BRIEF:
Retype the whole listing exactly. Leave out pictures.

*** DATASET RECORDS Section Begins ***

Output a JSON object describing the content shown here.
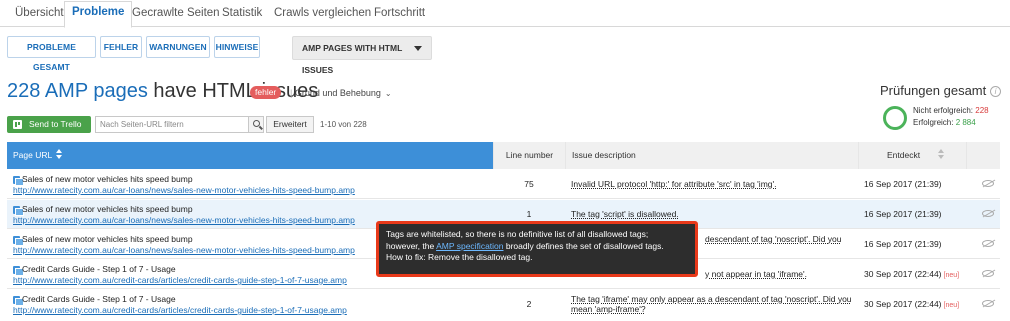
{
  "tabs": [
    {
      "label": "Übersicht"
    },
    {
      "label": "Probleme"
    },
    {
      "label": "Gecrawlte Seiten"
    },
    {
      "label": "Statistik"
    },
    {
      "label": "Crawls vergleichen"
    },
    {
      "label": "Fortschritt"
    }
  ],
  "filters": [
    {
      "label": "PROBLEME GESAMT"
    },
    {
      "label": "FEHLER"
    },
    {
      "label": "WARNUNGEN"
    },
    {
      "label": "HINWEISE"
    }
  ],
  "dropdown": {
    "label": "AMP PAGES WITH HTML ISSUES"
  },
  "heading": {
    "count": "228 AMP pages",
    "rest": " have HTML issues",
    "badge": "fehler",
    "reason": "Grund und Behebung"
  },
  "actions": {
    "trello": "Send to Trello",
    "search_placeholder": "Nach Seiten-URL filtern",
    "advanced": "Erweitert",
    "range": "1-10 von 228"
  },
  "summary": {
    "title": "Prüfungen gesamt",
    "failed_label": "Nicht erfolgreich: ",
    "failed": "228",
    "passed_label": "Erfolgreich: ",
    "passed": "2 884"
  },
  "table": {
    "headers": {
      "url": "Page URL",
      "line": "Line number",
      "desc": "Issue description",
      "date": "Entdeckt"
    },
    "rows": [
      {
        "title": "Sales of new motor vehicles hits speed bump",
        "url": "http://www.ratecity.com.au/car-loans/news/sales-new-motor-vehicles-hits-speed-bump.amp",
        "line": "75",
        "desc": "Invalid URL protocol 'http:' for attribute 'src' in tag 'img'.",
        "date": "16 Sep 2017 (21:39)",
        "neu": ""
      },
      {
        "title": "Sales of new motor vehicles hits speed bump",
        "url": "http://www.ratecity.com.au/car-loans/news/sales-new-motor-vehicles-hits-speed-bump.amp",
        "line": "1",
        "desc": "The tag 'script' is disallowed.",
        "date": "16 Sep 2017 (21:39)",
        "neu": ""
      },
      {
        "title": "Sales of new motor vehicles hits speed bump",
        "url": "http://www.ratecity.com.au/car-loans/news/sales-new-motor-vehicles-hits-speed-bump.amp",
        "line": "",
        "desc": "descendant of tag 'noscript'. Did you",
        "date": "16 Sep 2017 (21:39)",
        "neu": ""
      },
      {
        "title": "Credit Cards Guide - Step 1 of 7 - Usage",
        "url": "http://www.ratecity.com.au/credit-cards/articles/credit-cards-guide-step-1-of-7-usage.amp",
        "line": "",
        "desc": "y not appear in tag 'iframe'.",
        "date": "30 Sep 2017 (22:44)",
        "neu": "[neu]"
      },
      {
        "title": "Credit Cards Guide - Step 1 of 7 - Usage",
        "url": "http://www.ratecity.com.au/credit-cards/articles/credit-cards-guide-step-1-of-7-usage.amp",
        "line": "2",
        "desc": "The tag 'iframe' may only appear as a descendant of tag 'noscript'. Did you mean 'amp-iframe'?",
        "date": "30 Sep 2017 (22:44)",
        "neu": "[neu]"
      }
    ]
  },
  "tooltip": {
    "line1": "Tags are whitelisted, so there is no definitive list of all disallowed tags;",
    "line2_pre": "however, the ",
    "line2_link": "AMP specification",
    "line2_post": " broadly defines the set of disallowed tags.",
    "line3": "How to fix: Remove the disallowed tag."
  }
}
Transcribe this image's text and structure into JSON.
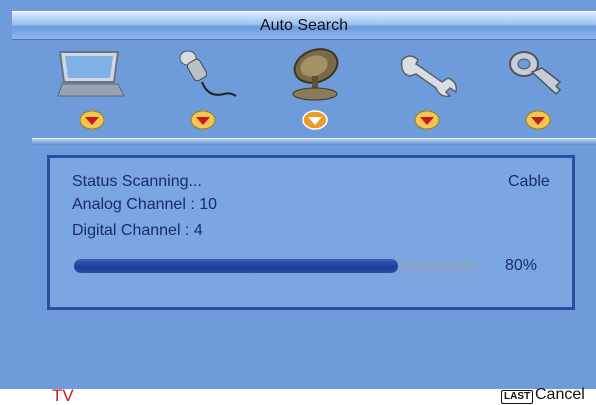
{
  "title": "Auto Search",
  "menu_icons": [
    {
      "name": "monitor-icon"
    },
    {
      "name": "microphone-icon"
    },
    {
      "name": "satellite-dish-icon"
    },
    {
      "name": "wrench-icon"
    },
    {
      "name": "key-icon"
    }
  ],
  "scan": {
    "status_label": "Status Scanning...",
    "source": "Cable",
    "analog_label": "Analog Channel : 10",
    "digital_label": "Digital Channel : 4",
    "progress_percent": 80,
    "progress_text": "80%"
  },
  "footer": {
    "input_source": "TV",
    "last_key": "LAST",
    "cancel_label": "Cancel"
  },
  "colors": {
    "background": "#6e9bd9",
    "panel_border": "#2a4fa0",
    "progress_fill": "#1d3c96",
    "tv_label": "#cc1a1a",
    "arrow_active": "#f09a2a",
    "arrow_inactive": "#f2c84a"
  }
}
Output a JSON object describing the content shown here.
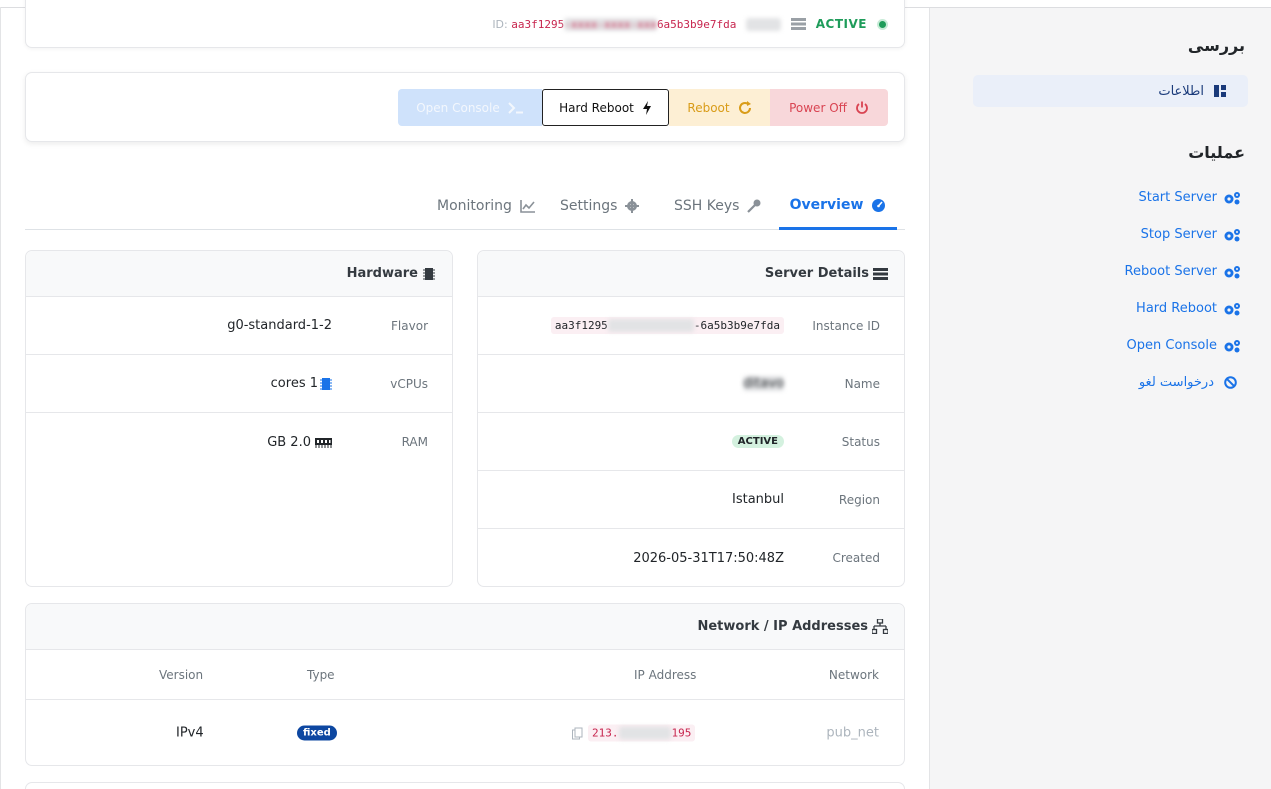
{
  "header": {
    "id_label": "ID:",
    "id_prefix": "aa3f1295",
    "id_suffix": "6a5b3b9e7fda",
    "server_name_hidden": "ditavo",
    "status": "ACTIVE"
  },
  "actions": {
    "open_console": "Open Console",
    "hard_reboot": "Hard Reboot",
    "reboot": "Reboot",
    "power_off": "Power Off"
  },
  "tabs": {
    "monitoring": "Monitoring",
    "settings": "Settings",
    "ssh_keys": "SSH Keys",
    "overview": "Overview"
  },
  "hardware": {
    "title": "Hardware",
    "rows": {
      "flavor_label": "Flavor",
      "flavor_value": "g0-standard-1-2",
      "vcpus_label": "vCPUs",
      "vcpus_value": "cores 1",
      "ram_label": "RAM",
      "ram_value": "GB 2.0"
    }
  },
  "server_details": {
    "title": "Server Details",
    "instance_id_label": "Instance ID",
    "instance_id_prefix": "aa3f1295",
    "instance_id_suffix": "-6a5b3b9e7fda",
    "name_label": "Name",
    "status_label": "Status",
    "status_value": "ACTIVE",
    "region_label": "Region",
    "region_value": "Istanbul",
    "created_label": "Created",
    "created_value": "2026-05-31T17:50:48Z"
  },
  "network": {
    "title": "Network / IP Addresses",
    "columns": {
      "version": "Version",
      "type": "Type",
      "ip": "IP Address",
      "network": "Network"
    },
    "rows": [
      {
        "version": "IPv4",
        "type": "fixed",
        "ip_prefix": "213.",
        "ip_suffix": "195",
        "network": "pub_net"
      }
    ]
  },
  "sidebar": {
    "review_title": "بررسی",
    "info_item": "اطلاعات",
    "operations_title": "عملیات",
    "items": [
      "Start Server",
      "Stop Server",
      "Reboot Server",
      "Hard Reboot",
      "Open Console",
      "درخواست لغو"
    ]
  },
  "colors": {
    "accent": "#1a73e8",
    "active_green": "#1e9c5a",
    "danger": "#d94452",
    "warning": "#d99c19"
  }
}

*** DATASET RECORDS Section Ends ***

ANSWER TO THIS EXERCISE:
Output a JSON object describing the content shown here.
{
  "tabs": [
    {
      "label": "Übersicht"
    },
    {
      "label": "Probleme"
    },
    {
      "label": "Gecrawlte Seiten"
    },
    {
      "label": "Statistik"
    },
    {
      "label": "Crawls vergleichen"
    },
    {
      "label": "Fortschritt"
    }
  ],
  "filters": [
    {
      "label": "PROBLEME GESAMT"
    },
    {
      "label": "FEHLER"
    },
    {
      "label": "WARNUNGEN"
    },
    {
      "label": "HINWEISE"
    }
  ],
  "dropdown": {
    "label": "AMP PAGES WITH HTML ISSUES"
  },
  "heading": {
    "count": "228 AMP pages",
    "rest": " have HTML issues",
    "badge": "fehler",
    "reason": "Grund und Behebung"
  },
  "actions": {
    "trello": "Send to Trello",
    "search_placeholder": "Nach Seiten-URL filtern",
    "advanced": "Erweitert",
    "range": "1-10 von 228"
  },
  "summary": {
    "title": "Prüfungen gesamt",
    "failed_label": "Nicht erfolgreich: ",
    "failed": "228",
    "passed_label": "Erfolgreich: ",
    "passed": "2 884"
  },
  "table": {
    "headers": {
      "url": "Page URL",
      "line": "Line number",
      "desc": "Issue description",
      "date": "Entdeckt"
    },
    "rows": [
      {
        "title": "Sales of new motor vehicles hits speed bump",
        "url": "http://www.ratecity.com.au/car-loans/news/sales-new-motor-vehicles-hits-speed-bump.amp",
        "line": "75",
        "desc": "Invalid URL protocol 'http:' for attribute 'src' in tag 'img'.",
        "date": "16 Sep 2017 (21:39)",
        "neu": ""
      },
      {
        "title": "Sales of new motor vehicles hits speed bump",
        "url": "http://www.ratecity.com.au/car-loans/news/sales-new-motor-vehicles-hits-speed-bump.amp",
        "line": "1",
        "desc": "The tag 'script' is disallowed.",
        "date": "16 Sep 2017 (21:39)",
        "neu": ""
      },
      {
        "title": "Sales of new motor vehicles hits speed bump",
        "url": "http://www.ratecity.com.au/car-loans/news/sales-new-motor-vehicles-hits-speed-bump.amp",
        "line": "",
        "desc": "descendant of tag 'noscript'. Did you",
        "date": "16 Sep 2017 (21:39)",
        "neu": ""
      },
      {
        "title": "Credit Cards Guide - Step 1 of 7 - Usage",
        "url": "http://www.ratecity.com.au/credit-cards/articles/credit-cards-guide-step-1-of-7-usage.amp",
        "line": "",
        "desc": "y not appear in tag 'iframe'.",
        "date": "30 Sep 2017 (22:44)",
        "neu": "[neu]"
      },
      {
        "title": "Credit Cards Guide - Step 1 of 7 - Usage",
        "url": "http://www.ratecity.com.au/credit-cards/articles/credit-cards-guide-step-1-of-7-usage.amp",
        "line": "2",
        "desc": "The tag 'iframe' may only appear as a descendant of tag 'noscript'. Did you mean 'amp-iframe'?",
        "date": "30 Sep 2017 (22:44)",
        "neu": "[neu]"
      }
    ]
  },
  "tooltip": {
    "line1": "Tags are whitelisted, so there is no definitive list of all disallowed tags;",
    "line2_pre": "however, the ",
    "line2_link": "AMP specification",
    "line2_post": " broadly defines the set of disallowed tags.",
    "line3": "How to fix: Remove the disallowed tag."
  }
}
Transcribe this image's text and structure into JSON.
{
  "title": "Auto Search",
  "menu_icons": [
    {
      "name": "monitor-icon"
    },
    {
      "name": "microphone-icon"
    },
    {
      "name": "satellite-dish-icon"
    },
    {
      "name": "wrench-icon"
    },
    {
      "name": "key-icon"
    }
  ],
  "scan": {
    "status_label": "Status Scanning...",
    "source": "Cable",
    "analog_label": "Analog Channel : 10",
    "digital_label": "Digital Channel : 4",
    "progress_percent": 80,
    "progress_text": "80%"
  },
  "footer": {
    "input_source": "TV",
    "last_key": "LAST",
    "cancel_label": "Cancel"
  },
  "colors": {
    "background": "#6e9bd9",
    "panel_border": "#2a4fa0",
    "progress_fill": "#1d3c96",
    "tv_label": "#cc1a1a",
    "arrow_active": "#f09a2a",
    "arrow_inactive": "#f2c84a"
  }
}
Output a JSON object describing the content shown here.
{
  "header": {
    "id_label": "ID:",
    "id_prefix": "aa3f1295",
    "id_suffix": "6a5b3b9e7fda",
    "server_name_hidden": "ditavo",
    "status": "ACTIVE"
  },
  "actions": {
    "open_console": "Open Console",
    "hard_reboot": "Hard Reboot",
    "reboot": "Reboot",
    "power_off": "Power Off"
  },
  "tabs": {
    "monitoring": "Monitoring",
    "settings": "Settings",
    "ssh_keys": "SSH Keys",
    "overview": "Overview"
  },
  "hardware": {
    "title": "Hardware",
    "rows": {
      "flavor_label": "Flavor",
      "flavor_value": "g0-standard-1-2",
      "vcpus_label": "vCPUs",
      "vcpus_value": "cores 1",
      "ram_label": "RAM",
      "ram_value": "GB 2.0"
    }
  },
  "server_details": {
    "title": "Server Details",
    "instance_id_label": "Instance ID",
    "instance_id_prefix": "aa3f1295",
    "instance_id_suffix": "-6a5b3b9e7fda",
    "name_label": "Name",
    "status_label": "Status",
    "status_value": "ACTIVE",
    "region_label": "Region",
    "region_value": "Istanbul",
    "created_label": "Created",
    "created_value": "2026-05-31T17:50:48Z"
  },
  "network": {
    "title": "Network / IP Addresses",
    "columns": {
      "version": "Version",
      "type": "Type",
      "ip": "IP Address",
      "network": "Network"
    },
    "rows": [
      {
        "version": "IPv4",
        "type": "fixed",
        "ip_prefix": "213.",
        "ip_suffix": "195",
        "network": "pub_net"
      }
    ]
  },
  "sidebar": {
    "review_title": "بررسی",
    "info_item": "اطلاعات",
    "operations_title": "عملیات",
    "items": [
      "Start Server",
      "Stop Server",
      "Reboot Server",
      "Hard Reboot",
      "Open Console",
      "درخواست لغو"
    ]
  },
  "colors": {
    "accent": "#1a73e8",
    "active_green": "#1e9c5a",
    "danger": "#d94452",
    "warning": "#d99c19"
  }
}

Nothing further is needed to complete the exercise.